**Records for the exercise:**

* * * * * * *

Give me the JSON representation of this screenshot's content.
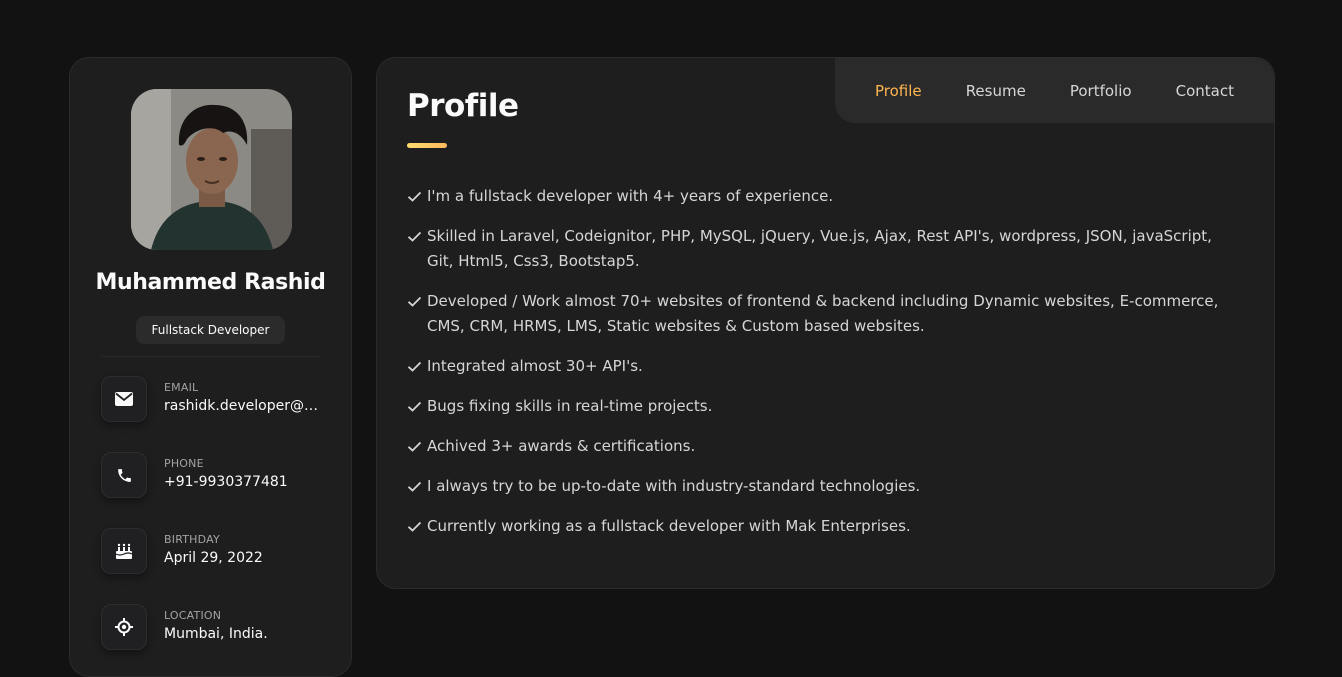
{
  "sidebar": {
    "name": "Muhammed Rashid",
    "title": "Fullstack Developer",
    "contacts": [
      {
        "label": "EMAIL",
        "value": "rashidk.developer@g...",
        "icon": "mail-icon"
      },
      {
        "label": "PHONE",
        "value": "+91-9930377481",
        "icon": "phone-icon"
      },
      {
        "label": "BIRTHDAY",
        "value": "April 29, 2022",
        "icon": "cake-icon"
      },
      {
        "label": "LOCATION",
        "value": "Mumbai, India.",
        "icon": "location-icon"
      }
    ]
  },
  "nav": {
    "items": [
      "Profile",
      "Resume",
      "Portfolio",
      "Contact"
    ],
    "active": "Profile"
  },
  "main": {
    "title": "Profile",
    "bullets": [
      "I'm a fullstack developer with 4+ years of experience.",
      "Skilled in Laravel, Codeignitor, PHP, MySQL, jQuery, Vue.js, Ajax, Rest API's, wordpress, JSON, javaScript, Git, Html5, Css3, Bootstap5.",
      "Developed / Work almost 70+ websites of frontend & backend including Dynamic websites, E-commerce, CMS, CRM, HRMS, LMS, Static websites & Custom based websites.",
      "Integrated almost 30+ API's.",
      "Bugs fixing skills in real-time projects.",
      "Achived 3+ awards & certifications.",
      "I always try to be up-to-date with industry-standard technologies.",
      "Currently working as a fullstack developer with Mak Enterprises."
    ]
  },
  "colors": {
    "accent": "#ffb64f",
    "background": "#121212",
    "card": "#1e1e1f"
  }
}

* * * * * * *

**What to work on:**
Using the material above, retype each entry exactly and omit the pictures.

**Answer to this problem:**
Give me the JSON representation of this screenshot's content.
{
  "sidebar": {
    "name": "Muhammed Rashid",
    "title": "Fullstack Developer",
    "contacts": [
      {
        "label": "EMAIL",
        "value": "rashidk.developer@g...",
        "icon": "mail-icon"
      },
      {
        "label": "PHONE",
        "value": "+91-9930377481",
        "icon": "phone-icon"
      },
      {
        "label": "BIRTHDAY",
        "value": "April 29, 2022",
        "icon": "cake-icon"
      },
      {
        "label": "LOCATION",
        "value": "Mumbai, India.",
        "icon": "location-icon"
      }
    ]
  },
  "nav": {
    "items": [
      "Profile",
      "Resume",
      "Portfolio",
      "Contact"
    ],
    "active": "Profile"
  },
  "main": {
    "title": "Profile",
    "bullets": [
      "I'm a fullstack developer with 4+ years of experience.",
      "Skilled in Laravel, Codeignitor, PHP, MySQL, jQuery, Vue.js, Ajax, Rest API's, wordpress, JSON, javaScript, Git, Html5, Css3, Bootstap5.",
      "Developed / Work almost 70+ websites of frontend & backend including Dynamic websites, E-commerce, CMS, CRM, HRMS, LMS, Static websites & Custom based websites.",
      "Integrated almost 30+ API's.",
      "Bugs fixing skills in real-time projects.",
      "Achived 3+ awards & certifications.",
      "I always try to be up-to-date with industry-standard technologies.",
      "Currently working as a fullstack developer with Mak Enterprises."
    ]
  },
  "colors": {
    "accent": "#ffb64f",
    "background": "#121212",
    "card": "#1e1e1f"
  }
}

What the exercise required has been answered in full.